• **WORK REQUEST**
Any image found in the entries is to be skipped; the rest is returned word for word.

INPUT MATERIAL START

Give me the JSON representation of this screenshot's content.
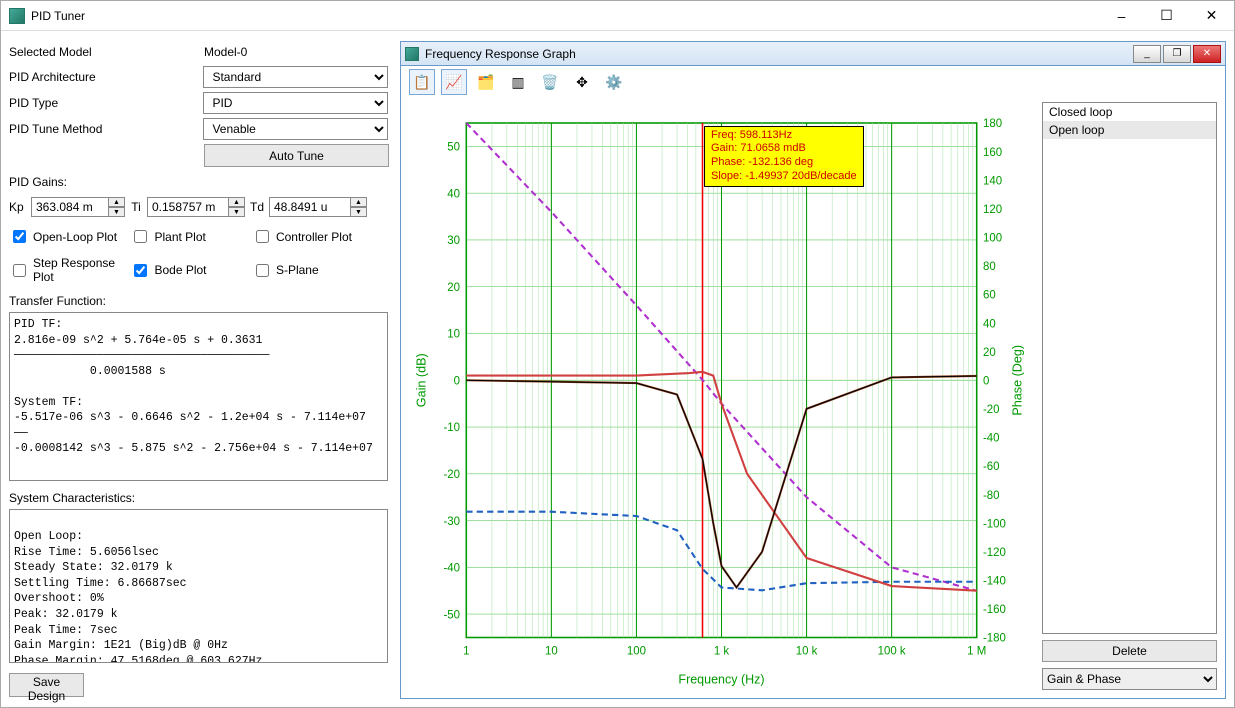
{
  "window": {
    "title": "PID Tuner"
  },
  "panel": {
    "selected_model_label": "Selected Model",
    "selected_model_value": "Model-0",
    "architecture_label": "PID Architecture",
    "architecture_value": "Standard",
    "type_label": "PID Type",
    "type_value": "PID",
    "method_label": "PID Tune Method",
    "method_value": "Venable",
    "auto_tune": "Auto Tune",
    "gains_label": "PID Gains:",
    "kp_label": "Kp",
    "kp_value": "363.084 m",
    "ti_label": "Ti",
    "ti_value": "0.158757 m",
    "td_label": "Td",
    "td_value": "48.8491 u",
    "chk_open_loop": "Open-Loop Plot",
    "chk_plant": "Plant Plot",
    "chk_controller": "Controller Plot",
    "chk_step": "Step Response Plot",
    "chk_bode": "Bode Plot",
    "chk_splane": "S-Plane",
    "tf_label": "Transfer Function:",
    "tf_text": "PID TF:\n2.816e-09 s^2 + 5.764e-05 s + 0.3631\n─────────────────────────────────────\n           0.0001588 s\n\nSystem TF:\n-5.517e-06 s^3 - 0.6646 s^2 - 1.2e+04 s - 7.114e+07\n──\n-0.0008142 s^3 - 5.875 s^2 - 2.756e+04 s - 7.114e+07",
    "sc_label": "System Characteristics:",
    "sc_text": "\nOpen Loop:\nRise Time: 5.6056lsec\nSteady State: 32.0179 k\nSettling Time: 6.86687sec\nOvershoot: 0%\nPeak: 32.0179 k\nPeak Time: 7sec\nGain Margin: 1E21 (Big)dB @ 0Hz\nPhase Margin: 47.5168deg @ 603.627Hz",
    "save_design": "Save Design"
  },
  "graph": {
    "title": "Frequency Response Graph",
    "list_closed": "Closed loop",
    "list_open": "Open loop",
    "delete": "Delete",
    "view_mode": "Gain & Phase",
    "xlabel": "Frequency (Hz)",
    "ylabel_left": "Gain (dB)",
    "ylabel_right": "Phase (Deg)",
    "cursor": {
      "l1": "Freq: 598.113Hz",
      "l2": "Gain: 71.0658 mdB",
      "l3": "Phase: -132.136 deg",
      "l4": "Slope: -1.49937 20dB/decade"
    }
  },
  "chart_data": {
    "type": "line",
    "xlabel": "Frequency (Hz)",
    "x_scale": "log",
    "xlim": [
      1,
      1000000
    ],
    "left_axis": {
      "label": "Gain (dB)",
      "ylim": [
        -55,
        55
      ],
      "ticks": [
        -50,
        -40,
        -30,
        -20,
        -10,
        0,
        10,
        20,
        30,
        40,
        50
      ]
    },
    "right_axis": {
      "label": "Phase (Deg)",
      "ylim": [
        -180,
        180
      ],
      "ticks": [
        -180,
        -160,
        -140,
        -120,
        -100,
        -80,
        -60,
        -40,
        -20,
        0,
        20,
        40,
        60,
        80,
        100,
        120,
        140,
        160,
        180
      ]
    },
    "x_ticks": [
      1,
      10,
      100,
      1000,
      10000,
      100000,
      1000000
    ],
    "x_tick_labels": [
      "1",
      "10",
      "100",
      "1 k",
      "10 k",
      "100 k",
      "1 M"
    ],
    "cursor_freq": 598.113,
    "series": [
      {
        "name": "Open loop Gain",
        "axis": "left",
        "color": "#b030d0",
        "x": [
          1,
          10,
          100,
          598,
          1000,
          10000,
          100000,
          1000000
        ],
        "y": [
          55,
          36,
          16,
          0.07,
          -5,
          -25,
          -40,
          -45
        ]
      },
      {
        "name": "Open loop Phase",
        "axis": "right",
        "color": "#2060c0",
        "x": [
          1,
          10,
          100,
          300,
          598,
          1000,
          3000,
          10000,
          100000,
          1000000
        ],
        "y": [
          -92,
          -92,
          -95,
          -105,
          -132,
          -145,
          -147,
          -142,
          -141,
          -141
        ]
      },
      {
        "name": "Closed loop Gain",
        "axis": "left",
        "color": "#d04040",
        "x": [
          1,
          100,
          400,
          598,
          800,
          1000,
          2000,
          10000,
          100000,
          1000000
        ],
        "y": [
          1,
          1,
          1.5,
          1.8,
          1,
          -5,
          -20,
          -38,
          -44,
          -45
        ]
      },
      {
        "name": "Closed loop Phase",
        "axis": "right",
        "color": "#8a3a1a",
        "x": [
          1,
          100,
          300,
          598,
          800,
          1000,
          1500,
          3000,
          10000,
          100000,
          1000000
        ],
        "y": [
          0,
          -2,
          -10,
          -55,
          -100,
          -130,
          -145,
          -120,
          -20,
          2,
          3
        ]
      }
    ]
  }
}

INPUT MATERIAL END

• **EXERCISE SOLUTION**
Give me the JSON representation of this screenshot's content.
{
  "window": {
    "title": "PID Tuner"
  },
  "panel": {
    "selected_model_label": "Selected Model",
    "selected_model_value": "Model-0",
    "architecture_label": "PID Architecture",
    "architecture_value": "Standard",
    "type_label": "PID Type",
    "type_value": "PID",
    "method_label": "PID Tune Method",
    "method_value": "Venable",
    "auto_tune": "Auto Tune",
    "gains_label": "PID Gains:",
    "kp_label": "Kp",
    "kp_value": "363.084 m",
    "ti_label": "Ti",
    "ti_value": "0.158757 m",
    "td_label": "Td",
    "td_value": "48.8491 u",
    "chk_open_loop": "Open-Loop Plot",
    "chk_plant": "Plant Plot",
    "chk_controller": "Controller Plot",
    "chk_step": "Step Response Plot",
    "chk_bode": "Bode Plot",
    "chk_splane": "S-Plane",
    "tf_label": "Transfer Function:",
    "tf_text": "PID TF:\n2.816e-09 s^2 + 5.764e-05 s + 0.3631\n─────────────────────────────────────\n           0.0001588 s\n\nSystem TF:\n-5.517e-06 s^3 - 0.6646 s^2 - 1.2e+04 s - 7.114e+07\n──\n-0.0008142 s^3 - 5.875 s^2 - 2.756e+04 s - 7.114e+07",
    "sc_label": "System Characteristics:",
    "sc_text": "\nOpen Loop:\nRise Time: 5.6056lsec\nSteady State: 32.0179 k\nSettling Time: 6.86687sec\nOvershoot: 0%\nPeak: 32.0179 k\nPeak Time: 7sec\nGain Margin: 1E21 (Big)dB @ 0Hz\nPhase Margin: 47.5168deg @ 603.627Hz",
    "save_design": "Save Design"
  },
  "graph": {
    "title": "Frequency Response Graph",
    "list_closed": "Closed loop",
    "list_open": "Open loop",
    "delete": "Delete",
    "view_mode": "Gain & Phase",
    "xlabel": "Frequency (Hz)",
    "ylabel_left": "Gain (dB)",
    "ylabel_right": "Phase (Deg)",
    "cursor": {
      "l1": "Freq: 598.113Hz",
      "l2": "Gain: 71.0658 mdB",
      "l3": "Phase: -132.136 deg",
      "l4": "Slope: -1.49937 20dB/decade"
    }
  },
  "chart_data": {
    "type": "line",
    "xlabel": "Frequency (Hz)",
    "x_scale": "log",
    "xlim": [
      1,
      1000000
    ],
    "left_axis": {
      "label": "Gain (dB)",
      "ylim": [
        -55,
        55
      ],
      "ticks": [
        -50,
        -40,
        -30,
        -20,
        -10,
        0,
        10,
        20,
        30,
        40,
        50
      ]
    },
    "right_axis": {
      "label": "Phase (Deg)",
      "ylim": [
        -180,
        180
      ],
      "ticks": [
        -180,
        -160,
        -140,
        -120,
        -100,
        -80,
        -60,
        -40,
        -20,
        0,
        20,
        40,
        60,
        80,
        100,
        120,
        140,
        160,
        180
      ]
    },
    "x_ticks": [
      1,
      10,
      100,
      1000,
      10000,
      100000,
      1000000
    ],
    "x_tick_labels": [
      "1",
      "10",
      "100",
      "1 k",
      "10 k",
      "100 k",
      "1 M"
    ],
    "cursor_freq": 598.113,
    "series": [
      {
        "name": "Open loop Gain",
        "axis": "left",
        "color": "#b030d0",
        "x": [
          1,
          10,
          100,
          598,
          1000,
          10000,
          100000,
          1000000
        ],
        "y": [
          55,
          36,
          16,
          0.07,
          -5,
          -25,
          -40,
          -45
        ]
      },
      {
        "name": "Open loop Phase",
        "axis": "right",
        "color": "#2060c0",
        "x": [
          1,
          10,
          100,
          300,
          598,
          1000,
          3000,
          10000,
          100000,
          1000000
        ],
        "y": [
          -92,
          -92,
          -95,
          -105,
          -132,
          -145,
          -147,
          -142,
          -141,
          -141
        ]
      },
      {
        "name": "Closed loop Gain",
        "axis": "left",
        "color": "#d04040",
        "x": [
          1,
          100,
          400,
          598,
          800,
          1000,
          2000,
          10000,
          100000,
          1000000
        ],
        "y": [
          1,
          1,
          1.5,
          1.8,
          1,
          -5,
          -20,
          -38,
          -44,
          -45
        ]
      },
      {
        "name": "Closed loop Phase",
        "axis": "right",
        "color": "#8a3a1a",
        "x": [
          1,
          100,
          300,
          598,
          800,
          1000,
          1500,
          3000,
          10000,
          100000,
          1000000
        ],
        "y": [
          0,
          -2,
          -10,
          -55,
          -100,
          -130,
          -145,
          -120,
          -20,
          2,
          3
        ]
      }
    ]
  }
}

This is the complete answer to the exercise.